Another potential use case is data visualization, where the wearer gains access to technical data when, and where they need it––without having to use their hands to interact with a mobile device.
But beyond all the hype of good things to come, there are also risks on the horizon for companies that adopt augmented and virtual reality.
Eric Sabelman, a bio engineer, and Roger Lam, an emerging health information technology expert, say the safety of these technologies hinges on how they’re designed, the testing they go through before reaching the end user, and the training the end user receives. They cite research where augmented reality causes people to misjudge speeds, underestimate the time available to react, and unintentionally ignore real world hazards.
Stableman and Lam also point out that the differences in the eyesight of individuals pose issues. In experiments, they’ve found that between 5% and 10% of people had so much difficulty changing their focus from the long range real world to the augmented display that they had to quit due to eyestrain. These types of wearables also obscure your vision to some degree, and notifications that get displayed to the side of the glasses or helmet can pose distraction problems.
Both virtual and augmented reality have significant security and privacy concerns, according to Deloitte. Organizations must “track, manage, and harden them to control access to underlying data, applications, and the entitlement rights to the devices.” They must be hardened against various scenarios such as in-use and at rest. Virtual and augmented gear expose both new and different intellectual property to compromise, and potentially increase risks to competitive advantage while creating challenging issues for compliance and regulatory requirements. On the privacy front, there’s a concern personal information collected by the device when mixed with other data will compromise personal information.
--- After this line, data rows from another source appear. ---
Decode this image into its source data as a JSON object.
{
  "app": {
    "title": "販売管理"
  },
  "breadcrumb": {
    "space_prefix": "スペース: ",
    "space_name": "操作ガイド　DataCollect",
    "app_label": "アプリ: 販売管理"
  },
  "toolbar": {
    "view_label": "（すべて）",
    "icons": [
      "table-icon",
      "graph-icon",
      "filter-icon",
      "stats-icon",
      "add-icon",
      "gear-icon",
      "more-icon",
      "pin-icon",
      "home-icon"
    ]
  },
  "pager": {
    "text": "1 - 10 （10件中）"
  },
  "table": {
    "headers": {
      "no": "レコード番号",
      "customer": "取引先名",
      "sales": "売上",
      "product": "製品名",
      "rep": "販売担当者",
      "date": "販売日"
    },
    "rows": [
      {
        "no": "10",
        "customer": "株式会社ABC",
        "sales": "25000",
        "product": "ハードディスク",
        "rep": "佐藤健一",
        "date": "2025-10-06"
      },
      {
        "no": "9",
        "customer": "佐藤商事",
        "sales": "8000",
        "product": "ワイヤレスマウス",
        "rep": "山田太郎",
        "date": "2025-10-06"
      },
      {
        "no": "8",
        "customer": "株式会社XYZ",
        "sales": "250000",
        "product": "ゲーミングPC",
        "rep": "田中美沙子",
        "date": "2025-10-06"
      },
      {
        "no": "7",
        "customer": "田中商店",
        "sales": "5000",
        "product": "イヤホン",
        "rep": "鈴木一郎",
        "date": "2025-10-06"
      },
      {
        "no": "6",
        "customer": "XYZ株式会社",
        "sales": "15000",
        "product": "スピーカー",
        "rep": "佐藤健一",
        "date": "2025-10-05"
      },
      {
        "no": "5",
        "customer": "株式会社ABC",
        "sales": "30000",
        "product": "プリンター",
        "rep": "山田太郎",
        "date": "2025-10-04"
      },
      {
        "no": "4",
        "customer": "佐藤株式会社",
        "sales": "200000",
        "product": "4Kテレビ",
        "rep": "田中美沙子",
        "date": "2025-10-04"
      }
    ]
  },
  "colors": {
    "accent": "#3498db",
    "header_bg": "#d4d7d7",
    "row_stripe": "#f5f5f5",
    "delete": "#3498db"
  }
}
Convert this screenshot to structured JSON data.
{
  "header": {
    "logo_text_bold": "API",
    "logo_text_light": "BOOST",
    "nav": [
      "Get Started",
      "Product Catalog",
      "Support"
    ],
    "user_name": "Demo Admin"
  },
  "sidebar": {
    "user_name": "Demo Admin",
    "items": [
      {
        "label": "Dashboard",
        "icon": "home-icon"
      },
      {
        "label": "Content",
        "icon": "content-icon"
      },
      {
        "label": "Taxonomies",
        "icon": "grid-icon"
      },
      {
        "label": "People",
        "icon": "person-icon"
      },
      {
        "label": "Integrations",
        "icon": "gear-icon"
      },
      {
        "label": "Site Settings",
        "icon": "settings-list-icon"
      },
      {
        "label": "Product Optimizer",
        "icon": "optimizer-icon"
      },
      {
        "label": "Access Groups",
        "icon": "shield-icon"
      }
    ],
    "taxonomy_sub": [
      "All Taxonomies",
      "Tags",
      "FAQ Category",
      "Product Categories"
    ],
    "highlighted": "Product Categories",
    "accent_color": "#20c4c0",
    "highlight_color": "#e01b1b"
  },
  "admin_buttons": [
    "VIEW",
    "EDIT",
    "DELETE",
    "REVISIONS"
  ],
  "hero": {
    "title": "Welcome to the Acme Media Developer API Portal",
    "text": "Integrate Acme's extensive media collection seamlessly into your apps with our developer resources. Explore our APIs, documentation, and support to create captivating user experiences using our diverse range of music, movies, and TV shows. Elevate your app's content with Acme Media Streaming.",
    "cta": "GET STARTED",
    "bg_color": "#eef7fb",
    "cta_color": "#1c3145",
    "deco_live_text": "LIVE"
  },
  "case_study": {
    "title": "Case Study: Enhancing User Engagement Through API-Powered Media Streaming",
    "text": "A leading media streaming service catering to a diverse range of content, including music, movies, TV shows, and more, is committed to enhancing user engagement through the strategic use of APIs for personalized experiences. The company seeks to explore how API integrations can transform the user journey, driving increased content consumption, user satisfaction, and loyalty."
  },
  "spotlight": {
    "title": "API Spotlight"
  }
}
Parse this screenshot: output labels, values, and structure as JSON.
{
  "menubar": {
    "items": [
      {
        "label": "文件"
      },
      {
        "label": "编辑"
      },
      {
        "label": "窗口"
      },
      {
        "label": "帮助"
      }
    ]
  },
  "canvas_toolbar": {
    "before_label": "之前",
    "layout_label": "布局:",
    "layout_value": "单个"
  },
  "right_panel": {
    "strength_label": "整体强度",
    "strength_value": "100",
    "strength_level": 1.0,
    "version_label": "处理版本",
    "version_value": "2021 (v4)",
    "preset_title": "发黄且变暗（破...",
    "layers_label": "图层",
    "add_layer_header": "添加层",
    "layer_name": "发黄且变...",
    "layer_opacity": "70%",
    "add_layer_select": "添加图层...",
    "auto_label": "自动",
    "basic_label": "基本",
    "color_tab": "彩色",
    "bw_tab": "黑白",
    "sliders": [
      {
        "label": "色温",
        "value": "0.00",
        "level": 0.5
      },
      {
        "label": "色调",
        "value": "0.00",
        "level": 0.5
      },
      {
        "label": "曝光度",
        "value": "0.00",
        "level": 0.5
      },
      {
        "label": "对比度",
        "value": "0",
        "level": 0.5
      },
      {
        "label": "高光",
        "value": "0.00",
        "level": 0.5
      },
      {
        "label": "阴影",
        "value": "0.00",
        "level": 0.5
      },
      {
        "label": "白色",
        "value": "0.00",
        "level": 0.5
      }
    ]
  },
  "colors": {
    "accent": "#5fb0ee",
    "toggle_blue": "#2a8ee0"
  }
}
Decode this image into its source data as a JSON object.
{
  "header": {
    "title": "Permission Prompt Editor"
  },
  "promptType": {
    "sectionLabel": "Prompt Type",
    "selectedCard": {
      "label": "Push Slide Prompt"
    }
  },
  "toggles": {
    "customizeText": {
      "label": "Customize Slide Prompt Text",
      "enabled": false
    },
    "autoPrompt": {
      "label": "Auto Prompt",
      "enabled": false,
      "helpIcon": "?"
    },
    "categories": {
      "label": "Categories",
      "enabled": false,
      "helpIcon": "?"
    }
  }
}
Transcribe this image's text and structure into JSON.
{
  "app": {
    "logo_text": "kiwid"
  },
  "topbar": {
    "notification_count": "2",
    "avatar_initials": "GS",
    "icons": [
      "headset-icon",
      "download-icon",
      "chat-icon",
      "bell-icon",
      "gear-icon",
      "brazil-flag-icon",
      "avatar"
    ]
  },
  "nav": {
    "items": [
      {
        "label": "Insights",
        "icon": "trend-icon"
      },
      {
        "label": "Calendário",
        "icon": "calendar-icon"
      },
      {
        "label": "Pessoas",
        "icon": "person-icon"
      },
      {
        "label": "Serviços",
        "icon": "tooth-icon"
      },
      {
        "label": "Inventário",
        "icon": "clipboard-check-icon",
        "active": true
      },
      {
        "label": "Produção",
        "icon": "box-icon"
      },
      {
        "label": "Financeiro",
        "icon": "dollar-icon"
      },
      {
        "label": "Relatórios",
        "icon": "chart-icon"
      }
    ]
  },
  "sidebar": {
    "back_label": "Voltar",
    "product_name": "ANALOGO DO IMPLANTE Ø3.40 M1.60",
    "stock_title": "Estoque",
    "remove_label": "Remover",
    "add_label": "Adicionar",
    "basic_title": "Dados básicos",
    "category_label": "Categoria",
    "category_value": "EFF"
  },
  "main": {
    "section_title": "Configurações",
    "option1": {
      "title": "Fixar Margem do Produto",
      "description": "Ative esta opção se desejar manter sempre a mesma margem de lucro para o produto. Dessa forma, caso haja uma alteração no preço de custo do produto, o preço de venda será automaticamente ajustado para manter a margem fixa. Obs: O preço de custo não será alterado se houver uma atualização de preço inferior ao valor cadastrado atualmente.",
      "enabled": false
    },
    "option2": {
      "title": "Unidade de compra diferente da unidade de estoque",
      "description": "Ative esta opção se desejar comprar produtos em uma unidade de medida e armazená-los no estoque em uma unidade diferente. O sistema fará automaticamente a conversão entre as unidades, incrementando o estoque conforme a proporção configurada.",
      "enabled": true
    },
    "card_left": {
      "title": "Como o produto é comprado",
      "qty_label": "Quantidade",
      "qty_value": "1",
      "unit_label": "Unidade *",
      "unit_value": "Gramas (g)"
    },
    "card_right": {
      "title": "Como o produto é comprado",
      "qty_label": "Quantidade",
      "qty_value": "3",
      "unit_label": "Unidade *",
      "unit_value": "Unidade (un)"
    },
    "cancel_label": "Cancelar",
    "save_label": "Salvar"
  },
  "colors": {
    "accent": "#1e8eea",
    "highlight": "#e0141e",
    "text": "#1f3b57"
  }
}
As with any new technology, long before selecting and deploying any type of virtual or augmented reality devices, identify your own particular use cases, and assess the potential risks. Design use cases around single purposes where you can measure impact and reward. Since this market and its related technological development is expected to be volatile for some time to come, you can mitigate risk by planning your initiatives accordingly.
But, as you address the risks and begin exploring these reality-shaking technologies, try not to adapt such a defensive posture that you miss the opportunities behind them. These technologies invite imagination and forward thinking, and unlike earlier technological advancements, they aren’t as constrained by previous tech. In other words, you don’t have to wait––the window to virtual and augmented reality is already wide open.
Print It and They Will Come
That master strategist Sun Tzu knew a thing or two about out-thinking the competition. Turns out his focus on strategy over strength can be applied to gaining an edge in the construction industry. ... Read More
If you're a construction worker, you're most likely working physical labor and it can get hot if you're working under the sun. Here's a guide for h... Read More
As an architectural statement, the campus is a monument both to Apple’s corporate success and centrality to the global tech culture. At 176 acres, ... Read More
August 8, 2016
"Some of the cool things that we're doing on job sites today are with Rovers and the alive platform. Alive is that software platform that glues to... Read More
The National Association of Women in Construction has a new executive vice president. This change marks a “brand new day and brand new way” for the... Read More
Every construction business owner can learn a lot from competitors. But merely copying them won't do. You will just always stay one step behind. So... Read More
We've selected eight women from all walks of life to ask them one common question: what advice would you give women who want to enter the construct... Read More